GIVEN INFORMATION:
# # # # #

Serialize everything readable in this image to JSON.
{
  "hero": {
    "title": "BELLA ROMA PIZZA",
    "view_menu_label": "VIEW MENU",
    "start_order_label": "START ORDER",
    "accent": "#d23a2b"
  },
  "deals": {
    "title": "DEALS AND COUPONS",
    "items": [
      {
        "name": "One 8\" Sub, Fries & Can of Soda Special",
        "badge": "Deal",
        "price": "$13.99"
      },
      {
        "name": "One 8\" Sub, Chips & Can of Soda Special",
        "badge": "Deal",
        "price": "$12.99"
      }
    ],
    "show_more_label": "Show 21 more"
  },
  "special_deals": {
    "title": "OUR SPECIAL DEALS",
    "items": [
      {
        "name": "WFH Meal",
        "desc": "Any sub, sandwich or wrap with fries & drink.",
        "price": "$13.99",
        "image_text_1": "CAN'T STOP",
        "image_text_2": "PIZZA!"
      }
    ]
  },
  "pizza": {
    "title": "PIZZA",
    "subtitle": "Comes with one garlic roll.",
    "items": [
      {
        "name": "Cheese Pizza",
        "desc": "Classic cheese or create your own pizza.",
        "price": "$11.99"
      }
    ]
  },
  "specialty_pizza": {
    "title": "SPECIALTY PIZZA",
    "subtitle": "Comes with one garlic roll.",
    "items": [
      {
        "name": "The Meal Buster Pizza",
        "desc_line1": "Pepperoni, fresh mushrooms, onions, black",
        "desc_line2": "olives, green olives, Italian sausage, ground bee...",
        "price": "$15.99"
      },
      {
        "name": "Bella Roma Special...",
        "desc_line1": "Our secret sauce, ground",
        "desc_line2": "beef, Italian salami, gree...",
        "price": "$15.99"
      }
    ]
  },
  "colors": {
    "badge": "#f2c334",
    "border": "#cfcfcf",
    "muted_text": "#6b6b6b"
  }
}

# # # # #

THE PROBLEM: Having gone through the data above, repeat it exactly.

TASK RESPONSE:
Serialize everything readable in this image to JSON.
{
  "hero": {
    "title": "BELLA ROMA PIZZA",
    "view_menu_label": "VIEW MENU",
    "start_order_label": "START ORDER",
    "accent": "#d23a2b"
  },
  "deals": {
    "title": "DEALS AND COUPONS",
    "items": [
      {
        "name": "One 8\" Sub, Fries & Can of Soda Special",
        "badge": "Deal",
        "price": "$13.99"
      },
      {
        "name": "One 8\" Sub, Chips & Can of Soda Special",
        "badge": "Deal",
        "price": "$12.99"
      }
    ],
    "show_more_label": "Show 21 more"
  },
  "special_deals": {
    "title": "OUR SPECIAL DEALS",
    "items": [
      {
        "name": "WFH Meal",
        "desc": "Any sub, sandwich or wrap with fries & drink.",
        "price": "$13.99",
        "image_text_1": "CAN'T STOP",
        "image_text_2": "PIZZA!"
      }
    ]
  },
  "pizza": {
    "title": "PIZZA",
    "subtitle": "Comes with one garlic roll.",
    "items": [
      {
        "name": "Cheese Pizza",
        "desc": "Classic cheese or create your own pizza.",
        "price": "$11.99"
      }
    ]
  },
  "specialty_pizza": {
    "title": "SPECIALTY PIZZA",
    "subtitle": "Comes with one garlic roll.",
    "items": [
      {
        "name": "The Meal Buster Pizza",
        "desc_line1": "Pepperoni, fresh mushrooms, onions, black",
        "desc_line2": "olives, green olives, Italian sausage, ground bee...",
        "price": "$15.99"
      },
      {
        "name": "Bella Roma Special...",
        "desc_line1": "Our secret sauce, ground",
        "desc_line2": "beef, Italian salami, gree...",
        "price": "$15.99"
      }
    ]
  },
  "colors": {
    "badge": "#f2c334",
    "border": "#cfcfcf",
    "muted_text": "#6b6b6b"
  }
}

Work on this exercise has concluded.